- The Allies frequently declared the principle of no territorial expansion as a policy after the Second World War, and this principle was carried over to the Potsdam Declaration. In light of this principle, they had no right to ask Japan to abandon the Northern Territories, which are inherent parts of Japanese territory, and there was no international agreement with such legal effect.
- Japan waived its territorial rights to the Kurile Islands under the San Francisco Peace Treaty, but the Northern Territories, which are inherent parts of Japanese territory, are not included in the Kurile Islands. Not only does the Treaty for the Exchange of Sakhalin for the Kurile Islands define certain terms, but the US government officially clarified these terms (Memorandum of Understanding on the Negotiations between Japan and the Soviet Union dated September 7, 1956)
(Note) The Yalta Agreement, which the Soviet Union used as the strongest evidence for claiming the Northern Territories, was a secret agreement among three countries: the US, the UK and the Soviet Union. Therefore, Japan should not be bound by that agreement. The US government, a party concerned, officially stated that the agreement has no legal effect on territorial transfer. (See the above Memorandum.)
The above grounds clearly show that the four northern islands are inherent parts of Japanese territory and that the Russian occupation is illegal, without any historical or legal grounds.
The Government of Japan’s position on the Northern Territories issue

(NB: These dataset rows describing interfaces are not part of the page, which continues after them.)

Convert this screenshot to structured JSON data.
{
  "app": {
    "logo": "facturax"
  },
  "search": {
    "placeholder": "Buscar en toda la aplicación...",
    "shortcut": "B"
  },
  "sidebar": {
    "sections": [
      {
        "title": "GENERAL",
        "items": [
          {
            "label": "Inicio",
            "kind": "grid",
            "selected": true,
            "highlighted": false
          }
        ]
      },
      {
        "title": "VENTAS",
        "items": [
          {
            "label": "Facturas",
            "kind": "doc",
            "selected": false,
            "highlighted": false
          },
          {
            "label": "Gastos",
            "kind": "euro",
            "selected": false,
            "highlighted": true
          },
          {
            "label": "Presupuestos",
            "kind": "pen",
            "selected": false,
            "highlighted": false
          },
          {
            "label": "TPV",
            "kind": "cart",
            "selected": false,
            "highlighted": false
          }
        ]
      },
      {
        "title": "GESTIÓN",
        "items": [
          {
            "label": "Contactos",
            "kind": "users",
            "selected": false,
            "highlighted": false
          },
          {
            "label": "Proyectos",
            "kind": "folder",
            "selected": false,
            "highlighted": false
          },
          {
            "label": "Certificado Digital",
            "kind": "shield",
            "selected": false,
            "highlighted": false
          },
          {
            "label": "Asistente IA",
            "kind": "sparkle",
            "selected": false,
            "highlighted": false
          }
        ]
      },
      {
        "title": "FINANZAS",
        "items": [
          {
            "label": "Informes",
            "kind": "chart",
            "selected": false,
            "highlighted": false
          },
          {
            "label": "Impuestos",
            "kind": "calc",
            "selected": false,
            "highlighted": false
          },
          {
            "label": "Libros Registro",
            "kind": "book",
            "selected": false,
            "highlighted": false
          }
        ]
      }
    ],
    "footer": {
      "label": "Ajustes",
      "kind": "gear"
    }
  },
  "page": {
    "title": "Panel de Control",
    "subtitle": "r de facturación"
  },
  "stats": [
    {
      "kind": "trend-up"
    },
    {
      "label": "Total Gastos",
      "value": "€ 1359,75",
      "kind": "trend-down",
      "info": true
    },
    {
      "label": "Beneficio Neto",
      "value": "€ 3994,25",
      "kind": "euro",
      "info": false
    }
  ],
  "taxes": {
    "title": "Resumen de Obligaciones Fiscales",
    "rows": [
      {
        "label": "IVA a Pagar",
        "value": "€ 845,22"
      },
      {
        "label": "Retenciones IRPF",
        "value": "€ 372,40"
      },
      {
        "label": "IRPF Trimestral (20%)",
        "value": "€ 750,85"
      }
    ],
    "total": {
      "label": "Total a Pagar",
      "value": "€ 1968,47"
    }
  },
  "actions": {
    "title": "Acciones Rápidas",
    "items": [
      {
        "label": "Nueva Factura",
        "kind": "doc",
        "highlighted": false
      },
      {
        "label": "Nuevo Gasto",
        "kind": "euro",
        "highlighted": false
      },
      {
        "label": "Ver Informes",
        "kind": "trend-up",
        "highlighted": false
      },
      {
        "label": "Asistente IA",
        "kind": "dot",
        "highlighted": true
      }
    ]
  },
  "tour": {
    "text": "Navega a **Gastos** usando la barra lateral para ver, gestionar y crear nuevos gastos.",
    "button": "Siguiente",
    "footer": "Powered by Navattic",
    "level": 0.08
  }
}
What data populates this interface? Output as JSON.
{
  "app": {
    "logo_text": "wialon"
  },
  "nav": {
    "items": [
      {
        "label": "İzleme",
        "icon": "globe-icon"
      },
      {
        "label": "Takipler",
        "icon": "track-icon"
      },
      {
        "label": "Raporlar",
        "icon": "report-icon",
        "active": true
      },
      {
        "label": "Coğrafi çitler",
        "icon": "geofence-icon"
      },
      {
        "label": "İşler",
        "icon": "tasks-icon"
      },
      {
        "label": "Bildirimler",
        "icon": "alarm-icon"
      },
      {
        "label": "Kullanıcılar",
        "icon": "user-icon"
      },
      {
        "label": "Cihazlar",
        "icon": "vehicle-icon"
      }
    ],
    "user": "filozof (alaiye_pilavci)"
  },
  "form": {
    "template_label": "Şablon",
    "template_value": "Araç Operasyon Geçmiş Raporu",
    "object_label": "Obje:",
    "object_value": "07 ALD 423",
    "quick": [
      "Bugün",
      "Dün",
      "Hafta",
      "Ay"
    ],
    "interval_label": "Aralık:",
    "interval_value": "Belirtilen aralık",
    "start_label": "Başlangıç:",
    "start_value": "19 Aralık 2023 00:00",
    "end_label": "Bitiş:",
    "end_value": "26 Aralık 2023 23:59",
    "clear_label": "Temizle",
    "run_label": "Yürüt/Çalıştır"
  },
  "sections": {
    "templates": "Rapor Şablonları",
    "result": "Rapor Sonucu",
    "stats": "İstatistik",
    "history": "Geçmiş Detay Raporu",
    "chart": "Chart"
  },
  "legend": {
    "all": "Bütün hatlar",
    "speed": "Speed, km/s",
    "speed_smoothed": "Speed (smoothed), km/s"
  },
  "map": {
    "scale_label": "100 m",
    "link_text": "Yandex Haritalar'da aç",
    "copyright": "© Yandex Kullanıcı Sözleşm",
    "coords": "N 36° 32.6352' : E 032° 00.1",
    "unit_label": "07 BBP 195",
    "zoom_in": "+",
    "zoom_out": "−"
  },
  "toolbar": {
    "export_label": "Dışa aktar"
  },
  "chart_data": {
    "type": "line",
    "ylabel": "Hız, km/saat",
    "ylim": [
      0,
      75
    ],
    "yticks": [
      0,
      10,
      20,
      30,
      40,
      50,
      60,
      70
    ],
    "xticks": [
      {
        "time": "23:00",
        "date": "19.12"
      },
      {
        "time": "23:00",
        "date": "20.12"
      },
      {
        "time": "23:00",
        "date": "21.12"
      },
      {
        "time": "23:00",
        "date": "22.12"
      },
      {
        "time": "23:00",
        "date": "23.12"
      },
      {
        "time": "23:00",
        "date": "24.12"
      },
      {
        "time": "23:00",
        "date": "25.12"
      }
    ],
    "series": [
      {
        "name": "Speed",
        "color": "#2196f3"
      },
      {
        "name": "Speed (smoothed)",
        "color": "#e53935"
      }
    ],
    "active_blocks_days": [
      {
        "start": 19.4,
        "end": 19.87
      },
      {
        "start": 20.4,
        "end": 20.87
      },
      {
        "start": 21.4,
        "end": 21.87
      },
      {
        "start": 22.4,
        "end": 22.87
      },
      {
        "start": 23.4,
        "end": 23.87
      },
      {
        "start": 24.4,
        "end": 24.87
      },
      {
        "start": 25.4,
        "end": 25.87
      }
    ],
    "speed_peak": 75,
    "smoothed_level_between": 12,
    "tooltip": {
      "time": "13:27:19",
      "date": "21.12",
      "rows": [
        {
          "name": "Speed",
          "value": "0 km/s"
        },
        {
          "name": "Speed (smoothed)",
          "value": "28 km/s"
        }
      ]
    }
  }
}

- https://www8.cao.go.jp/hoppo/3step/04.html(Cabinet Office)
- https://www.mofa.go.jp/region/europe/russia/territory/index.html(Ministry of Foreign Affairs)